Tuesday, 18 July 2017

Book Review: The Curse of Sacerdozio: A tale of judicial conspiracy

Glen Aaron
I liked this book, on many levels. Self-published novels can be tricky, but this was decently written, and somewhat quirky, and a good tale. Even trickier, weaving in facts, real news and historical fiction. This can be too challenging for some professionals turned writer.

The author spent 40 years in trial law, and this adds to the complexity of the tale, wherein the justice system meets traditional cultures, land claims, and mineral rights. He weaves in SCOTUS (the US Supreme Court), Opus Dei, and all those who continue to exploit humans and the earth, in the name of money, land, or religious values.

I have some knowledge of our local bands' traditions, we live on unceded Algonquin Territory,
First Nations, 1491
 and this was interesting in that I could compare and contrast cultures, values and traditions across North America's First Nations.

The Doctrine of Discovery.

The Doctrine of Discovery, 1493. The Papal Bull “Inter Caetera,” issued by Pope Alexander VI on May 4, 1493, played a central role in the Spanish conquest of the New World. The document supported Spain's strategy to ensure its exclusive right to the lands discovered by Columbus the previous year. 
There is much unceded N.A. land, for example,
this is the Dakota Pipeline area.
The above is what gave the Catholic Church "permission" to convert Indigenous Peoples, taking away their spirituality, putting them into residential schools, and forbidding their spiritual practices, such as dances and ceremonies. It was a shameful period in history.

I did some research, and Aaron has done HIS research. This is the tone, the natural history, and the setting for the book. In the Anthropocene Era, with Trump's diluting of the Environmental Protection Agency (EPA) rules, we should fear for the land, it's history, and peoples.
Energy Secretary Rick Perry (former Texas governor) told CNBC on Monday, June 17th...
  • Energy Secretary Rick Perry says he does not believe CO2 emissions from human activity are the primary driver of climate change.
  • That view is at odds with the conclusions of the Environmental Protection Agency, NASA and the National Oceanic and Atmospheric Administration.
  • EPA Administrator Scott Pruitt also told CNBC in March he does not believe global warming is primarily caused by CO2.

A Jicarilla Man, 1904, Edward S. Curtis (sepia restored).

Selling Off Apache Holy Land - The New York Times

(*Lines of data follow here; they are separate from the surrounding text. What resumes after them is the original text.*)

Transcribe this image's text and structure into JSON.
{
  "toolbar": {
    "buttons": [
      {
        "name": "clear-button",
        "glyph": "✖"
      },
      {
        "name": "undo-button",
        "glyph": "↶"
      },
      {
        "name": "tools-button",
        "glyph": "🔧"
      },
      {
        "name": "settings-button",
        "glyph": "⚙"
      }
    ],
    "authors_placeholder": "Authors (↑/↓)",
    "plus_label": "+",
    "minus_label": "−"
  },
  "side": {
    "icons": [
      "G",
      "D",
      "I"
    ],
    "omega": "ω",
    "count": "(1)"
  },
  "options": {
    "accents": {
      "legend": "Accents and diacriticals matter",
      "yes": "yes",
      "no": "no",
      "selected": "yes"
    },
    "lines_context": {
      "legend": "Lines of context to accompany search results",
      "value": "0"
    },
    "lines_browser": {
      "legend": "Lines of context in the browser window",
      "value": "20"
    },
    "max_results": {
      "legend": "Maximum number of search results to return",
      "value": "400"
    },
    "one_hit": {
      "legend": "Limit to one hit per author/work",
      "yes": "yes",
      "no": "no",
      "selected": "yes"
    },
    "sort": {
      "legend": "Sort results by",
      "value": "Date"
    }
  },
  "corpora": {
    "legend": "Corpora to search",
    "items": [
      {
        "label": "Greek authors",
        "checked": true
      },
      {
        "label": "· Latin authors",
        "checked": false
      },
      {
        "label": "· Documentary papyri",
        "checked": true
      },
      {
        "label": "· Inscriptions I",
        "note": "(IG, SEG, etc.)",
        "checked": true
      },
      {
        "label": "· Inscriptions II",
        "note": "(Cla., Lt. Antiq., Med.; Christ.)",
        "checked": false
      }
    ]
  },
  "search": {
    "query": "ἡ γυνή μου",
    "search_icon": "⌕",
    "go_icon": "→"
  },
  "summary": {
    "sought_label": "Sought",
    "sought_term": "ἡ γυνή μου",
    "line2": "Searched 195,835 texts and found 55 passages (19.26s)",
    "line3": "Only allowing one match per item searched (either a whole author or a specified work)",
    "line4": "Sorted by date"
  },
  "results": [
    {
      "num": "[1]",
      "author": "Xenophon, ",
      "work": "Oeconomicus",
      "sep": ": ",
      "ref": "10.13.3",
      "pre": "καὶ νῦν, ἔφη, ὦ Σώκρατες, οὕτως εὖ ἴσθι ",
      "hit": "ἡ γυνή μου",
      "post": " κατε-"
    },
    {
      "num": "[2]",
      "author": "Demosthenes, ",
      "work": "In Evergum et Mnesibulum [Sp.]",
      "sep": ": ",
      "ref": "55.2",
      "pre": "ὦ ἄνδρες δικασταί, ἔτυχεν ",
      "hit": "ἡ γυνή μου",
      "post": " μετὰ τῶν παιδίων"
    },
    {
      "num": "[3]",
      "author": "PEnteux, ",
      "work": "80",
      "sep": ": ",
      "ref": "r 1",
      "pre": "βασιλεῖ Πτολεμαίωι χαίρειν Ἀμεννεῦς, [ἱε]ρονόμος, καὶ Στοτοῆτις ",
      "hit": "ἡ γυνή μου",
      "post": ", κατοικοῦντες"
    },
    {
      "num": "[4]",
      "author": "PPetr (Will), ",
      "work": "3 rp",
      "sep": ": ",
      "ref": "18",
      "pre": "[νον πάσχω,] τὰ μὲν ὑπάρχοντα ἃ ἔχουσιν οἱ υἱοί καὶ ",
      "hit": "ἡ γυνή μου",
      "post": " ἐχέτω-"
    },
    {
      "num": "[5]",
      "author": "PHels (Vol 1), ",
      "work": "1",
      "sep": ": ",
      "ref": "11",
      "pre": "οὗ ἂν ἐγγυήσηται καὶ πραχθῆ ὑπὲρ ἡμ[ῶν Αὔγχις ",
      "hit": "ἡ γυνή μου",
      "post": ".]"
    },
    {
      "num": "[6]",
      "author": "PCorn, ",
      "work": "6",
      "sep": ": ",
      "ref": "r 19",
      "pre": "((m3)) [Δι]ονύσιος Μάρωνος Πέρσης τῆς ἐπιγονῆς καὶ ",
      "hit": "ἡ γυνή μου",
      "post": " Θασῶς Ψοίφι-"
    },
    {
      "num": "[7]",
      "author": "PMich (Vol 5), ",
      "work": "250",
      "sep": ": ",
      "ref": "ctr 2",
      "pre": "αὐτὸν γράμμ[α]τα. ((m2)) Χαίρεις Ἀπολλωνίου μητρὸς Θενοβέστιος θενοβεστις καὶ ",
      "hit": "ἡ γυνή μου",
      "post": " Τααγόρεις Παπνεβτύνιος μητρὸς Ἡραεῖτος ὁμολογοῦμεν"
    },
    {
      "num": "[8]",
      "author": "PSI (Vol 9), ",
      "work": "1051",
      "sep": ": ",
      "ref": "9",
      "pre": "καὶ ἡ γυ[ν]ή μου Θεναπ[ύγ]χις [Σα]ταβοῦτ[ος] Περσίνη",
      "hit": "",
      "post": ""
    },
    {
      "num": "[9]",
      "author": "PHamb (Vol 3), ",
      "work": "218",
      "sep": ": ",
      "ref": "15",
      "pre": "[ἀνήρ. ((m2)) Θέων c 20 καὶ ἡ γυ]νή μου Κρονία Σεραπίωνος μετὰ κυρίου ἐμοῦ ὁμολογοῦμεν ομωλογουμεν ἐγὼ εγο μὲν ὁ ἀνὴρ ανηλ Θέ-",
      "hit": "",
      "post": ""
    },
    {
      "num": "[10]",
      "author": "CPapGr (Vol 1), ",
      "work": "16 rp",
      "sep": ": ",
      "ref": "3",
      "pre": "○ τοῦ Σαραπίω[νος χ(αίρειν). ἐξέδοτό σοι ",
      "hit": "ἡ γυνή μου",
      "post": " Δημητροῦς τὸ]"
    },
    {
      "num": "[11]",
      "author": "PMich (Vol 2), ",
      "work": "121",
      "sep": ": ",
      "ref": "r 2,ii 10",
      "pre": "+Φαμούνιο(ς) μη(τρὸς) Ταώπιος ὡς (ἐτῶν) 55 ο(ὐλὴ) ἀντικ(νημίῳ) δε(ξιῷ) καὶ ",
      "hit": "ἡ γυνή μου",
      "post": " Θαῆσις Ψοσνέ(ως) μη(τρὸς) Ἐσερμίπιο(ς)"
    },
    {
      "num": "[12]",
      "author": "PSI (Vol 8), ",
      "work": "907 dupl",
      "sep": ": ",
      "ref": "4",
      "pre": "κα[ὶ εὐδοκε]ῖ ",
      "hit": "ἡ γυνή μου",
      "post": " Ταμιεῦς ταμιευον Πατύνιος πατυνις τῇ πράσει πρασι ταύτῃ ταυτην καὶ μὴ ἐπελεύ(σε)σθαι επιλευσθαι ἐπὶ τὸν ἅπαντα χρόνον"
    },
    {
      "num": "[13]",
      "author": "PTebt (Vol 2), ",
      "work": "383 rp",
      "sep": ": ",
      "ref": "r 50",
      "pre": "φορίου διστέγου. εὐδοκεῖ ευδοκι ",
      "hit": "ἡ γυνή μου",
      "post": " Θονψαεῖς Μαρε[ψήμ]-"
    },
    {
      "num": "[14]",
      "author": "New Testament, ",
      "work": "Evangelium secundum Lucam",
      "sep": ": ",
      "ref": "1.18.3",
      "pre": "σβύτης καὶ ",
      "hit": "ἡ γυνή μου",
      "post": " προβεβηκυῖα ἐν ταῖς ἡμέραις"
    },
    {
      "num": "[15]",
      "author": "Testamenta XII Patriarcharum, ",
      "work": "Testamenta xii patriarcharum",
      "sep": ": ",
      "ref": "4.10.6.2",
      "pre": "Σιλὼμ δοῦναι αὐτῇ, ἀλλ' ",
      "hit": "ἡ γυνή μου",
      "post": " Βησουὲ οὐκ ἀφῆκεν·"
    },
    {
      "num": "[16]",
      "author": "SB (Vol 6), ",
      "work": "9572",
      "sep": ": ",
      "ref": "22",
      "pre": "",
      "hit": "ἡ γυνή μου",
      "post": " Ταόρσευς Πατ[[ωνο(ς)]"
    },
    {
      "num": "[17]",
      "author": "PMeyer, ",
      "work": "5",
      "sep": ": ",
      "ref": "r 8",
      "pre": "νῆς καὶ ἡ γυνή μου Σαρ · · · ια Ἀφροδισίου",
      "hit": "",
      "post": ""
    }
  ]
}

May 29, 2015 - The Oak  Flat campground lies at the core of an ancient Apache holy place, where ... President Dwight D. Eisenhower decreed the area closed to mining — which, ... common in national forests — because of its cultural and natural value. President Richard M. Nixon's Interior Department in 1971 renewed this ban.

SCOTUS, the US Supreme Court
About the book: When Harvard Law School graduate Tommy Jon is chosen from a sea of applicants to the opportunity. Tommy is the first Jicarilla Apache to ever graduate from Harvard Law and the clerkship seems like a dream come true. But when he falls in love and impregnates another clerk and she chooses to get an abortion, Sacerdozio’s dark side surfaces. Then, the justice is found dead – murdered and left floating in a hot mineral pool in Texas – and Tommy becomes the number one suspect.
clerk for Supreme Court Justice Anton Sacerdozio, he’s honored and excited by 


I was born in Big Spring, Texas and raised in Midland. In 1962, while attending Baylor, I ran for State Representative from Midland at the age of 21. I lost that election in a runoff by 42 votes. Deciding politics was not for me, I graduated Baylor with a BA and moved on to the University of Texas law school. There, I won the Moot Court competition arguing before the Supreme Court of Texas sitting en banc. After acquiring my JD, I spent forty years in trial law and international business and banking. Today, I live in Midland with my wife Jane Hellinghausen and two rottweilers. I enjoy writing and working with the Permian Basin Bookies.


carol l mckenna said...

What a scholarly review ~ I am impressed ~ ^_^

William Kendall said...

It sounds like an intriguing read.

Red said...

I like stories based on history.

Rajesh said...

That sure looks interesting book.